*WHAT TO DO*
Your reply is to be the lines below, exactly as written, with images omitted.
━━━ DATA LISTING
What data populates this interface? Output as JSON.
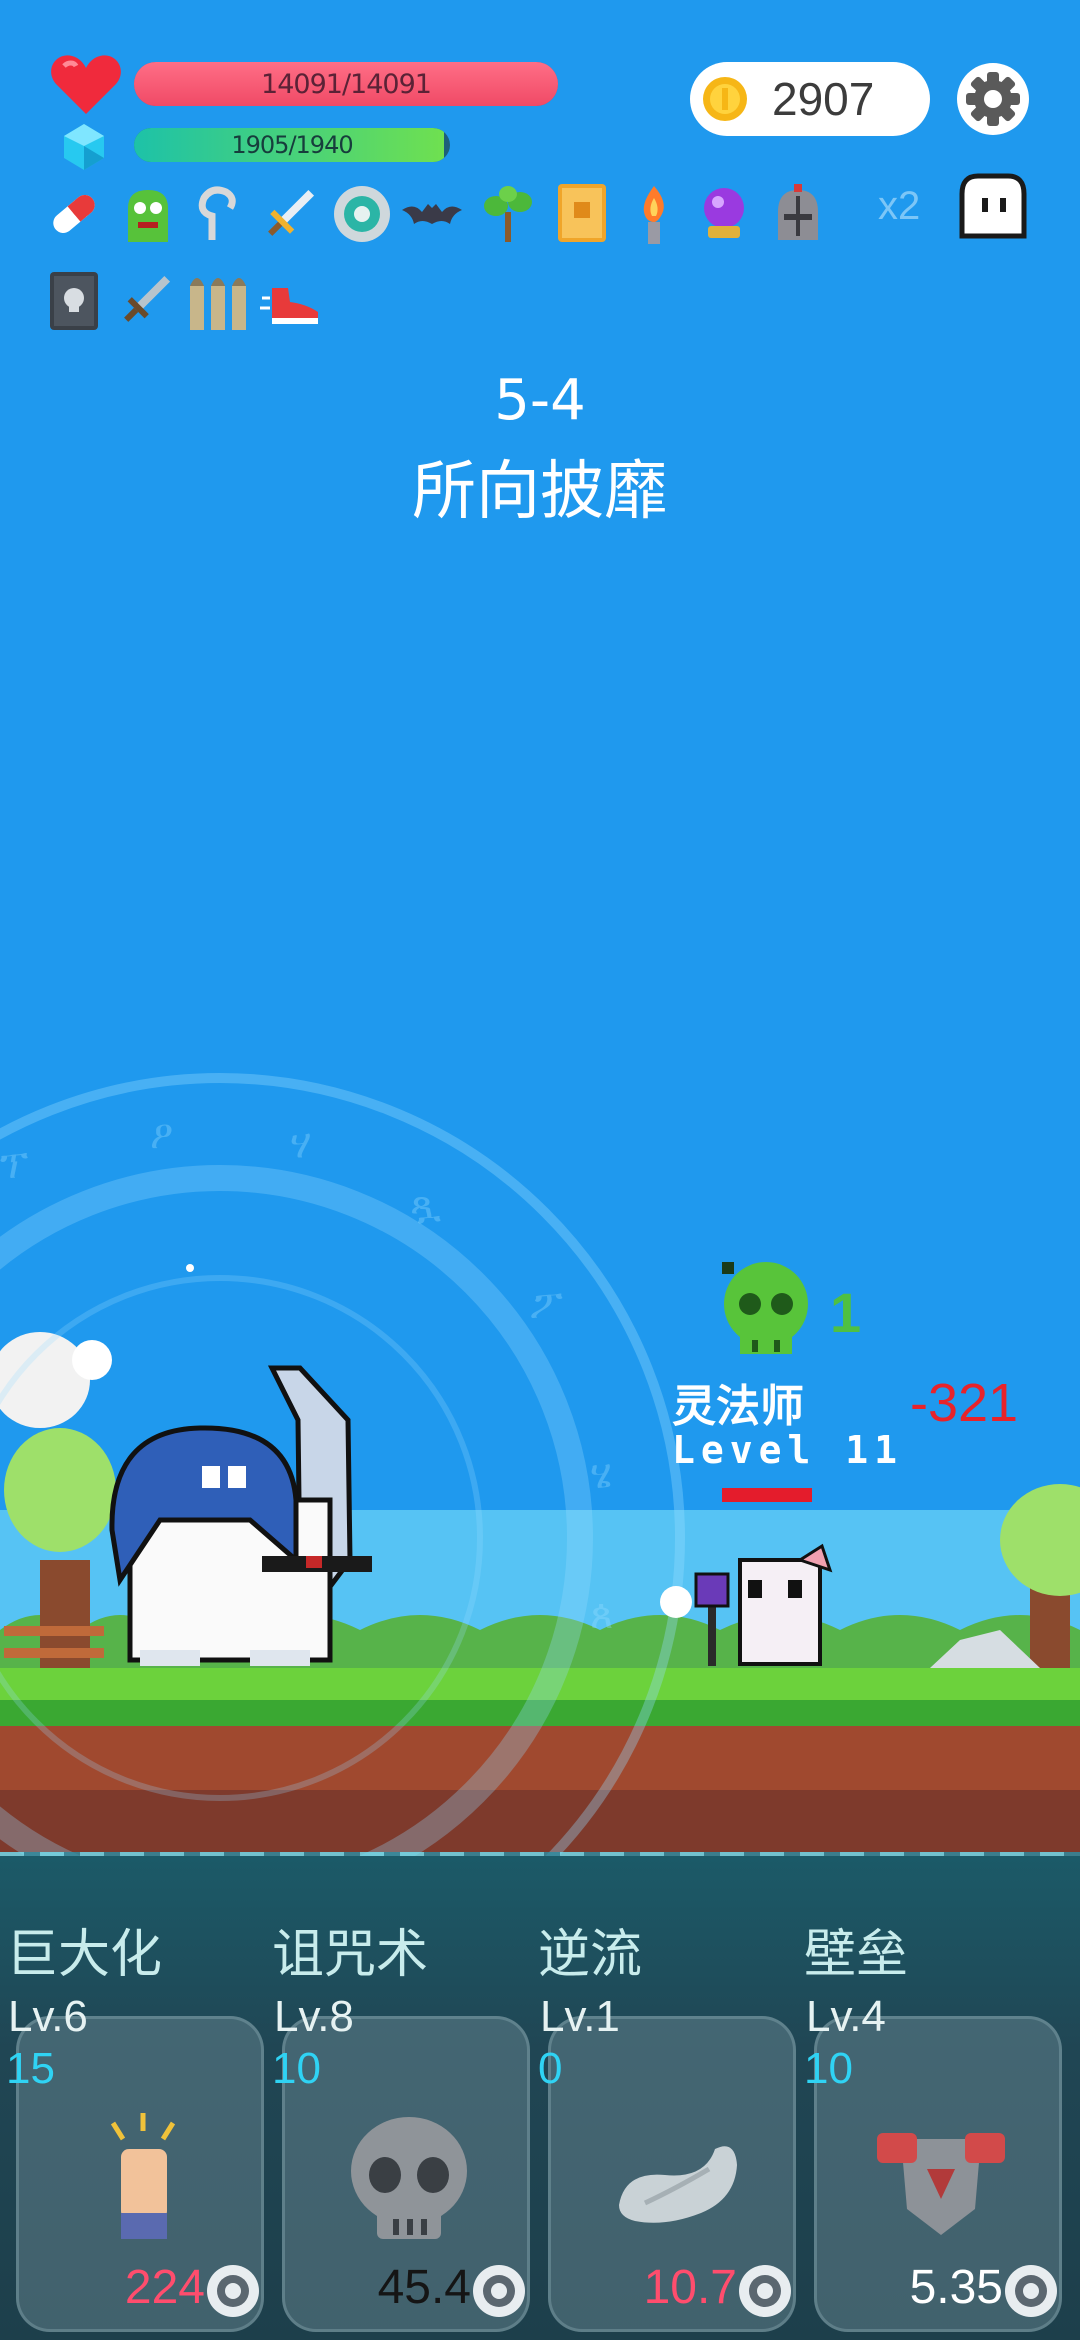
{
  "hud": {
    "hp_text": "14091/14091",
    "hp_fraction": 1.0,
    "mp_text": "1905/1940",
    "mp_fraction": 0.982,
    "coins": "2907",
    "multiplier": "x2",
    "hp_color": "#f04a66",
    "mp_color": "#6fe050"
  },
  "items": [
    {
      "icon": "pill-icon"
    },
    {
      "icon": "green-monster-icon"
    },
    {
      "icon": "hook-icon"
    },
    {
      "icon": "sword-icon"
    },
    {
      "icon": "shield-ring-icon"
    },
    {
      "icon": "bat-icon"
    },
    {
      "icon": "sapling-icon"
    },
    {
      "icon": "spellbook-icon"
    },
    {
      "icon": "torch-icon"
    },
    {
      "icon": "crystal-ball-icon"
    },
    {
      "icon": "helmet-icon"
    },
    {
      "icon": "skull-book-icon"
    },
    {
      "icon": "dagger-icon"
    },
    {
      "icon": "bullets-icon"
    },
    {
      "icon": "sneaker-icon"
    }
  ],
  "stage": {
    "number": "5-4",
    "title": "所向披靡"
  },
  "enemy": {
    "name": "灵法师",
    "level": "Level 11",
    "damage": "-321",
    "kill_count": "1",
    "hp_fraction": 1.0
  },
  "skills": [
    {
      "name": "巨大化",
      "level": "Lv.6",
      "cost": "15",
      "value": "224",
      "value_color": "#ff4d6d",
      "icon": "fist-icon"
    },
    {
      "name": "诅咒术",
      "level": "Lv.8",
      "cost": "10",
      "value": "45.4",
      "value_color": "#151515",
      "icon": "skull-icon"
    },
    {
      "name": "逆流",
      "level": "Lv.1",
      "cost": "0",
      "value": "10.7",
      "value_color": "#ff4d6d",
      "icon": "wind-icon"
    },
    {
      "name": "壁垒",
      "level": "Lv.4",
      "cost": "10",
      "value": "5.35",
      "value_color": "#ffffff",
      "icon": "armor-icon"
    }
  ]
}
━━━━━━
*TASK RESULT*
What data populates this interface? Output as JSON.
{
  "hud": {
    "hp_text": "14091/14091",
    "hp_fraction": 1.0,
    "mp_text": "1905/1940",
    "mp_fraction": 0.982,
    "coins": "2907",
    "multiplier": "x2",
    "hp_color": "#f04a66",
    "mp_color": "#6fe050"
  },
  "items": [
    {
      "icon": "pill-icon"
    },
    {
      "icon": "green-monster-icon"
    },
    {
      "icon": "hook-icon"
    },
    {
      "icon": "sword-icon"
    },
    {
      "icon": "shield-ring-icon"
    },
    {
      "icon": "bat-icon"
    },
    {
      "icon": "sapling-icon"
    },
    {
      "icon": "spellbook-icon"
    },
    {
      "icon": "torch-icon"
    },
    {
      "icon": "crystal-ball-icon"
    },
    {
      "icon": "helmet-icon"
    },
    {
      "icon": "skull-book-icon"
    },
    {
      "icon": "dagger-icon"
    },
    {
      "icon": "bullets-icon"
    },
    {
      "icon": "sneaker-icon"
    }
  ],
  "stage": {
    "number": "5-4",
    "title": "所向披靡"
  },
  "enemy": {
    "name": "灵法师",
    "level": "Level 11",
    "damage": "-321",
    "kill_count": "1",
    "hp_fraction": 1.0
  },
  "skills": [
    {
      "name": "巨大化",
      "level": "Lv.6",
      "cost": "15",
      "value": "224",
      "value_color": "#ff4d6d",
      "icon": "fist-icon"
    },
    {
      "name": "诅咒术",
      "level": "Lv.8",
      "cost": "10",
      "value": "45.4",
      "value_color": "#151515",
      "icon": "skull-icon"
    },
    {
      "name": "逆流",
      "level": "Lv.1",
      "cost": "0",
      "value": "10.7",
      "value_color": "#ff4d6d",
      "icon": "wind-icon"
    },
    {
      "name": "壁垒",
      "level": "Lv.4",
      "cost": "10",
      "value": "5.35",
      "value_color": "#ffffff",
      "icon": "armor-icon"
    }
  ]
}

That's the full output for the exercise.